EXERCISE INPUTS ::
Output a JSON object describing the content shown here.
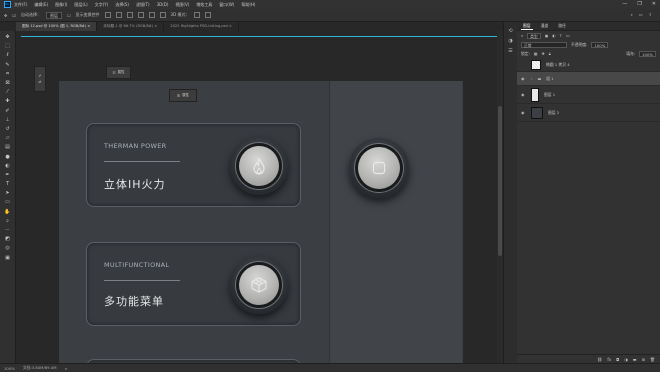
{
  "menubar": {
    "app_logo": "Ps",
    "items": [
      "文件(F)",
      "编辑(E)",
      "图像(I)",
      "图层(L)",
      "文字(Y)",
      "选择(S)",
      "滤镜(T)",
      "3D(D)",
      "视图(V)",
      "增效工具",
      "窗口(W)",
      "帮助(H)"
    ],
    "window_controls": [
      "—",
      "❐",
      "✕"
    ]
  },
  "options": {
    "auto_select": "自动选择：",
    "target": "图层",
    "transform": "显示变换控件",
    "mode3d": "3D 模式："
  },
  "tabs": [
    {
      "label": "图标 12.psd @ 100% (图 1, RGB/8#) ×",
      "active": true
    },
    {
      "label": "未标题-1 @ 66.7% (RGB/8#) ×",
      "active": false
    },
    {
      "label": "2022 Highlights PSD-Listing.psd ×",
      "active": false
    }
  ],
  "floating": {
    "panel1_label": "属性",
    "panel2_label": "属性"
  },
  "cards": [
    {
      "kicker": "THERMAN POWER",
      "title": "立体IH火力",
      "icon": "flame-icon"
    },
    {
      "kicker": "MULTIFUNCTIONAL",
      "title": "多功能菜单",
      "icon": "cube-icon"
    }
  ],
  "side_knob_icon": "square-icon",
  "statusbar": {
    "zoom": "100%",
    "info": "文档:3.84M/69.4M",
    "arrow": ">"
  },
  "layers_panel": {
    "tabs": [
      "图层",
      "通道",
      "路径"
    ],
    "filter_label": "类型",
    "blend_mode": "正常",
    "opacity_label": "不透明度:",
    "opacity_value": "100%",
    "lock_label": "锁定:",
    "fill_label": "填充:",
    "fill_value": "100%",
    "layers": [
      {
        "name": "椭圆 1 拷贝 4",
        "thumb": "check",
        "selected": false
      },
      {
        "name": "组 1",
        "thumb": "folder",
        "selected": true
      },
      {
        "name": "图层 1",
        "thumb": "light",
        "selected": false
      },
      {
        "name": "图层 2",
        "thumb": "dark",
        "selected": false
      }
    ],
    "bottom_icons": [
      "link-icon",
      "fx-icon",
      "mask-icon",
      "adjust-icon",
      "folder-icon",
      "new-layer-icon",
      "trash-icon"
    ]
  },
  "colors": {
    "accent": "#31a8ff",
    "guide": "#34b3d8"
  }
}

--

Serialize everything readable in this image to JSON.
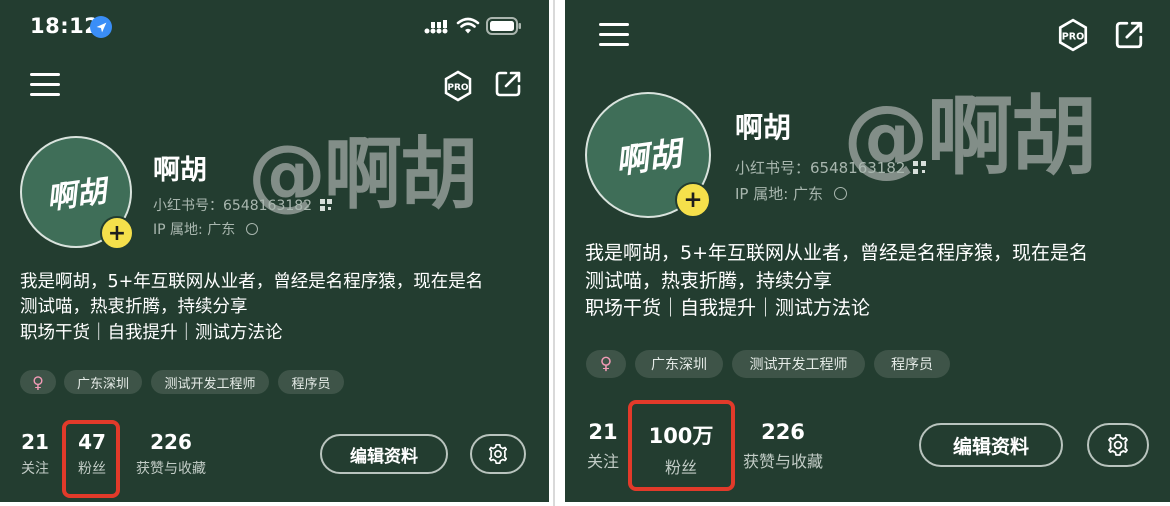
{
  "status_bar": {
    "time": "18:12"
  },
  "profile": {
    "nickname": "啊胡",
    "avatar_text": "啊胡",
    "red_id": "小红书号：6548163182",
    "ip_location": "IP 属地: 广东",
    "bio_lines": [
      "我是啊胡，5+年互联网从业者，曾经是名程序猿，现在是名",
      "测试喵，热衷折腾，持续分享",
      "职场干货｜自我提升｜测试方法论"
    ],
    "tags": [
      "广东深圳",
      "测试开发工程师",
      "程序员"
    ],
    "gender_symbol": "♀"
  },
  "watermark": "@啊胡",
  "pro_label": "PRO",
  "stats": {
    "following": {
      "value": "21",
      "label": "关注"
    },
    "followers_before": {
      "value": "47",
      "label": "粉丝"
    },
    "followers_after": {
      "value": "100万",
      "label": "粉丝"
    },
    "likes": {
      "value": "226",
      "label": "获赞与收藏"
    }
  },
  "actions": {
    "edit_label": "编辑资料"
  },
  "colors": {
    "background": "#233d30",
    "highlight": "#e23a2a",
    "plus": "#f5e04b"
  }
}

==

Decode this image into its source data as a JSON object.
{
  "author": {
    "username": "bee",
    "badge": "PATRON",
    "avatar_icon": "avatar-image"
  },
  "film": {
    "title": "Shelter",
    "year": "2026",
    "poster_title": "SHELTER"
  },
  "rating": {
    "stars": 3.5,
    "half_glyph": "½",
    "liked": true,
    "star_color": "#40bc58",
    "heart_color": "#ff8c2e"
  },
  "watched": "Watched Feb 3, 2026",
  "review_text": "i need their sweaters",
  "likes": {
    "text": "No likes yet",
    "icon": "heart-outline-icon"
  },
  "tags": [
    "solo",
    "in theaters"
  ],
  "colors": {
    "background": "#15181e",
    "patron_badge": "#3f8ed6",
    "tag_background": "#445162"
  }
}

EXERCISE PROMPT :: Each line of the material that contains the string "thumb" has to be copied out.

ANSWER SPACE ::
        "thumb": "check",
        "thumb": "folder",
        "thumb": "light",
        "thumb": "dark",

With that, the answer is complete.